**RECORDS FOR THE EXERCISE**.
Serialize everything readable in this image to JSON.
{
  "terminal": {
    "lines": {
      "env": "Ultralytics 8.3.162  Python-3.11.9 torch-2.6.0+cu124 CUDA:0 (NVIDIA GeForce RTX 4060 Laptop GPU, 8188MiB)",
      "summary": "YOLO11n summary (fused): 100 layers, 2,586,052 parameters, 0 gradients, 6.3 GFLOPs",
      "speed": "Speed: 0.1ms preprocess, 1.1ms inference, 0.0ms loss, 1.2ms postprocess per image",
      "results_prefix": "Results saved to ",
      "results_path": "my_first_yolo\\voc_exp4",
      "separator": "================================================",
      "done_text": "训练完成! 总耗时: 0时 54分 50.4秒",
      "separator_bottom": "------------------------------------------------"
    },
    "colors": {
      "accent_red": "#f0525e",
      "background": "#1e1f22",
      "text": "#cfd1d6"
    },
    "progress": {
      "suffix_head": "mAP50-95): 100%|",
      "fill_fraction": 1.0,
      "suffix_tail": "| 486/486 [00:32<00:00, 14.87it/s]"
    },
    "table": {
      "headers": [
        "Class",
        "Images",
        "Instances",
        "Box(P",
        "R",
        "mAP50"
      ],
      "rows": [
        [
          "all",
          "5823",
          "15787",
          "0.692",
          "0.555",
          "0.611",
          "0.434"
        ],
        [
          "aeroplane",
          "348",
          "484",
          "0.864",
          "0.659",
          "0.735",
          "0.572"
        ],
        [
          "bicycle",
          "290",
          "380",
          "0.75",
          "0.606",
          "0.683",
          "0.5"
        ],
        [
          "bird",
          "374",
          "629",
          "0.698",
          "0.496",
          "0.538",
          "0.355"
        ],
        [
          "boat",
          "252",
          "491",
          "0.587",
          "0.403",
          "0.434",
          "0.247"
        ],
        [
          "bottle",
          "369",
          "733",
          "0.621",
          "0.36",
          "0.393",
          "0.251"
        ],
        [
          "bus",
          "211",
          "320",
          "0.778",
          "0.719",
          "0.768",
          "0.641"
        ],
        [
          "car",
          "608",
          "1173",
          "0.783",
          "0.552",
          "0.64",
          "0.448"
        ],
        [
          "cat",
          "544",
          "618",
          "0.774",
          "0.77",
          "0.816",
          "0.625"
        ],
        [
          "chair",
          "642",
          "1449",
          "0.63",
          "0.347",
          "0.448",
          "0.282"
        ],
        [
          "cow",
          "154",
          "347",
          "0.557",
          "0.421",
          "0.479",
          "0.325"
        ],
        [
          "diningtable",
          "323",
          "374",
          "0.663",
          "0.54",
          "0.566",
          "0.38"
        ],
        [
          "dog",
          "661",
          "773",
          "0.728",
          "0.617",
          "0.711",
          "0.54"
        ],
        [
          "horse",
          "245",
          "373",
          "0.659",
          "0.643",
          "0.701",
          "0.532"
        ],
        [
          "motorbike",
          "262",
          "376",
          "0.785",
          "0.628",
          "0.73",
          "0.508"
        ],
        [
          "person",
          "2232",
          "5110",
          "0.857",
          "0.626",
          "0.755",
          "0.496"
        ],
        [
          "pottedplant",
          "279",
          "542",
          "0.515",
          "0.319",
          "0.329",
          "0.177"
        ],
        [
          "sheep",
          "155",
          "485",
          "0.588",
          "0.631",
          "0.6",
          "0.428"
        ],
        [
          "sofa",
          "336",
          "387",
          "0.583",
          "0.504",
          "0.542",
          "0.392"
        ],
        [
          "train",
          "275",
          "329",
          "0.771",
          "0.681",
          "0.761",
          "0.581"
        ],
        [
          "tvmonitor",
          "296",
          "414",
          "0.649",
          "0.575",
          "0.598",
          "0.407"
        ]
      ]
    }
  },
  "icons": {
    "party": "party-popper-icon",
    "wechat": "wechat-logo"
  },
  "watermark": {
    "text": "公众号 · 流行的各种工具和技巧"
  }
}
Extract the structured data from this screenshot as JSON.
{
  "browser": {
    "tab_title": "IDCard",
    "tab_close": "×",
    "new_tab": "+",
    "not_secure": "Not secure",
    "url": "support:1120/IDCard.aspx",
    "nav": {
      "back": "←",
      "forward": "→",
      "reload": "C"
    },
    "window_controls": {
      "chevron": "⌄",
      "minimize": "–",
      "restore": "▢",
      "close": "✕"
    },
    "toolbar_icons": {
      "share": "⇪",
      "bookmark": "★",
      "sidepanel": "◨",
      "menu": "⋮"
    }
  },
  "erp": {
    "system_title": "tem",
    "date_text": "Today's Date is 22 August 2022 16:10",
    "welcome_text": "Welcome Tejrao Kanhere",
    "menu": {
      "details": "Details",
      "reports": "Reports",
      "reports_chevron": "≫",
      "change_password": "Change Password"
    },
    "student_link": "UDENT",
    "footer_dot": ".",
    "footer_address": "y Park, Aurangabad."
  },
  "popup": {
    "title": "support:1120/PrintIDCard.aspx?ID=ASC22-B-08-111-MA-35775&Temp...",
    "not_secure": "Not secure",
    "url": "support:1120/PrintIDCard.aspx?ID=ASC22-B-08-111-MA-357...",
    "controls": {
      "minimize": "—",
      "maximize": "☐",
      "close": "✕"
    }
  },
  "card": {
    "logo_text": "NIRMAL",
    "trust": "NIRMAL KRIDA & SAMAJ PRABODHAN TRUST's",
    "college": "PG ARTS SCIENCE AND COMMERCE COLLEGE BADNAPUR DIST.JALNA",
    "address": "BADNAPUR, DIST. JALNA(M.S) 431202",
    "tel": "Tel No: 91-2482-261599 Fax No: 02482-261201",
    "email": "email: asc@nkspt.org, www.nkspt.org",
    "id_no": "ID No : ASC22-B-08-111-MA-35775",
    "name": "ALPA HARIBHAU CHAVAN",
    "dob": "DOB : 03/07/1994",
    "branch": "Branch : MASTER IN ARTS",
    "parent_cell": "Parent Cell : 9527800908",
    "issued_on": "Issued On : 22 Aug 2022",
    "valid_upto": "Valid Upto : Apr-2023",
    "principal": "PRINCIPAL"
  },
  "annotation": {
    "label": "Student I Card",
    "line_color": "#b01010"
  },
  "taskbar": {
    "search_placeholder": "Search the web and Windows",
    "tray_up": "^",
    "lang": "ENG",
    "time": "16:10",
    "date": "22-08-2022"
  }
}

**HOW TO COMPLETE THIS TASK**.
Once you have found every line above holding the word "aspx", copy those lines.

**WRITTEN ANSWER**.
    "url": "support:1120/IDCard.aspx",
    "title": "support:1120/PrintIDCard.aspx?ID=ASC22-B-08-111-MA-35775&Temp...",
    "url": "support:1120/PrintIDCard.aspx?ID=ASC22-B-08-111-MA-357...",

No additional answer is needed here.